START Source material

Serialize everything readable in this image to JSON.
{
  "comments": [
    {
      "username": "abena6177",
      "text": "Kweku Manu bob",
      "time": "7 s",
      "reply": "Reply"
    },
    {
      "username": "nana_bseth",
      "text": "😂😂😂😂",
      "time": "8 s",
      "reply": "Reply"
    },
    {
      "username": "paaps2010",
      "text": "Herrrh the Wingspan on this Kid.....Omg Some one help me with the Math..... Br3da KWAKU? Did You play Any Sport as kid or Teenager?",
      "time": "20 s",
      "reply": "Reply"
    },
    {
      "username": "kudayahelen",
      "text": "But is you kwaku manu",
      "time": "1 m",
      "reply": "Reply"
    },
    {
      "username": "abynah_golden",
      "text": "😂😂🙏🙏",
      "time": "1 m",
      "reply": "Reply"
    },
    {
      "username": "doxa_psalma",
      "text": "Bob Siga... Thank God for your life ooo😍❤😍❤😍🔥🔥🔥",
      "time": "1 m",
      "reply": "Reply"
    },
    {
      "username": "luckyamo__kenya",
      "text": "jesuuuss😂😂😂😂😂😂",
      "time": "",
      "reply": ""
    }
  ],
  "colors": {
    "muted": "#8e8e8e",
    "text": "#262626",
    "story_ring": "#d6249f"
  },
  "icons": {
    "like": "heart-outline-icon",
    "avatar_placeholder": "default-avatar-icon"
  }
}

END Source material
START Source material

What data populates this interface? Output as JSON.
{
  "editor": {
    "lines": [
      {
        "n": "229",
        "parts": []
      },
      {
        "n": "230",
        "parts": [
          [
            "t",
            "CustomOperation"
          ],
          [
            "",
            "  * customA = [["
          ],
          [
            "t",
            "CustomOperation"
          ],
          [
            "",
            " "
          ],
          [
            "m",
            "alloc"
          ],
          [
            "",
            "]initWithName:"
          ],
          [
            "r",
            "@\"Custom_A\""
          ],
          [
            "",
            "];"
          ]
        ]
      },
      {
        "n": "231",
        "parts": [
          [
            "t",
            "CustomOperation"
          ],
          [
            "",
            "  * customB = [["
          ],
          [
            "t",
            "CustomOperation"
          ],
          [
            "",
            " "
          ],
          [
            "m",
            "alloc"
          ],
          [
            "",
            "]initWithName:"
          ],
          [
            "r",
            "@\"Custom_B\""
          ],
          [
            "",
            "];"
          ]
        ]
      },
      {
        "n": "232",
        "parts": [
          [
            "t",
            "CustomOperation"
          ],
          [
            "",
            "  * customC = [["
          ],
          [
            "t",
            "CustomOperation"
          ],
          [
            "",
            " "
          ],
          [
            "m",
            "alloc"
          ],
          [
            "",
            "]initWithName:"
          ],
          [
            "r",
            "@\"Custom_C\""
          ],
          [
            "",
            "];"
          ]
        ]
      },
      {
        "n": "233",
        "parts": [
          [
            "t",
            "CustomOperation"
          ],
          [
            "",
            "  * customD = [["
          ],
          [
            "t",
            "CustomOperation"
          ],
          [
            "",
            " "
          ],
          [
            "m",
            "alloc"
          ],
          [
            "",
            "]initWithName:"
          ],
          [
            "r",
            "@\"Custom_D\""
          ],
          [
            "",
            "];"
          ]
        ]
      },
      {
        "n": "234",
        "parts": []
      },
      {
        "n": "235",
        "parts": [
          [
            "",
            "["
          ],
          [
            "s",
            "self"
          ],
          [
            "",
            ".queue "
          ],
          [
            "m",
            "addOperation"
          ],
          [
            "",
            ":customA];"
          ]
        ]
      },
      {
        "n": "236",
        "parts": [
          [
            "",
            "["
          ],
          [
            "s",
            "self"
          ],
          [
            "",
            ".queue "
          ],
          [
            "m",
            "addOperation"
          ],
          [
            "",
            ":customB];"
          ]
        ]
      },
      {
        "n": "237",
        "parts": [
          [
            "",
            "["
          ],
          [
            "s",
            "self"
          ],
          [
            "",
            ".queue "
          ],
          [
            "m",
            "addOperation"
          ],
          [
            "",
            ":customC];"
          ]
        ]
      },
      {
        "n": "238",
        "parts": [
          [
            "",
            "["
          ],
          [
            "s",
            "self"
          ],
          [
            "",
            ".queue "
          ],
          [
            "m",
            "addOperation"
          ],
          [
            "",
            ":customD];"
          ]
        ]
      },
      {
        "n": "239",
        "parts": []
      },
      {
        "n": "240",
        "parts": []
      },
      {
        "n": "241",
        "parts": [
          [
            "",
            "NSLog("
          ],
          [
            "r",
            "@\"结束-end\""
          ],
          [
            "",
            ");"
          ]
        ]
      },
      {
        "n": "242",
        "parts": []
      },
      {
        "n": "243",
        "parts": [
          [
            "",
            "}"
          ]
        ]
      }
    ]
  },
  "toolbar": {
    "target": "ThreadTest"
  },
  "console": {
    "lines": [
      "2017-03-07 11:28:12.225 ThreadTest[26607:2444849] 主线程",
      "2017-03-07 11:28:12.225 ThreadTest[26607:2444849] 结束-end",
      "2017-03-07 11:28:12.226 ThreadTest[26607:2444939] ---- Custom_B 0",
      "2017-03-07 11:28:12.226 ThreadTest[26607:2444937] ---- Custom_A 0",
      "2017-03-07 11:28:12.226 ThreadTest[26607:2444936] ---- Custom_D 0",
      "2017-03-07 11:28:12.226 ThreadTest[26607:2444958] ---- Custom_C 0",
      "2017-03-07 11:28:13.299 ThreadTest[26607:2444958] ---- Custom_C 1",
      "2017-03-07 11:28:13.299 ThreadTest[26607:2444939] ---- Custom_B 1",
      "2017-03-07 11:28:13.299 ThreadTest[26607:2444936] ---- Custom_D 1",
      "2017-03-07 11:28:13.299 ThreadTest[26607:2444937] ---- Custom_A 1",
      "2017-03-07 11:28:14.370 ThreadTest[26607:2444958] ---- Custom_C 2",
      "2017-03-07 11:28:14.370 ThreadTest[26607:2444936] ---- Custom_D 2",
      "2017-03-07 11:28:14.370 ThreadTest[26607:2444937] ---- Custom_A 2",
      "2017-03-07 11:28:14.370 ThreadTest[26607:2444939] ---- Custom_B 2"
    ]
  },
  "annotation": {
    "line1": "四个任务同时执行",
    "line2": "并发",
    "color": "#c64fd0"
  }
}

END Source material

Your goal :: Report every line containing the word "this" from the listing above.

Problem solution ::
Serialize everything readable in this image to JSON.
      "text": "Herrrh the Wingspan on this Kid.....Omg Some one help me with the Math..... Br3da KWAKU? Did You play Any Sport as kid or Teenager?",
What data populates this interface? Output as JSON.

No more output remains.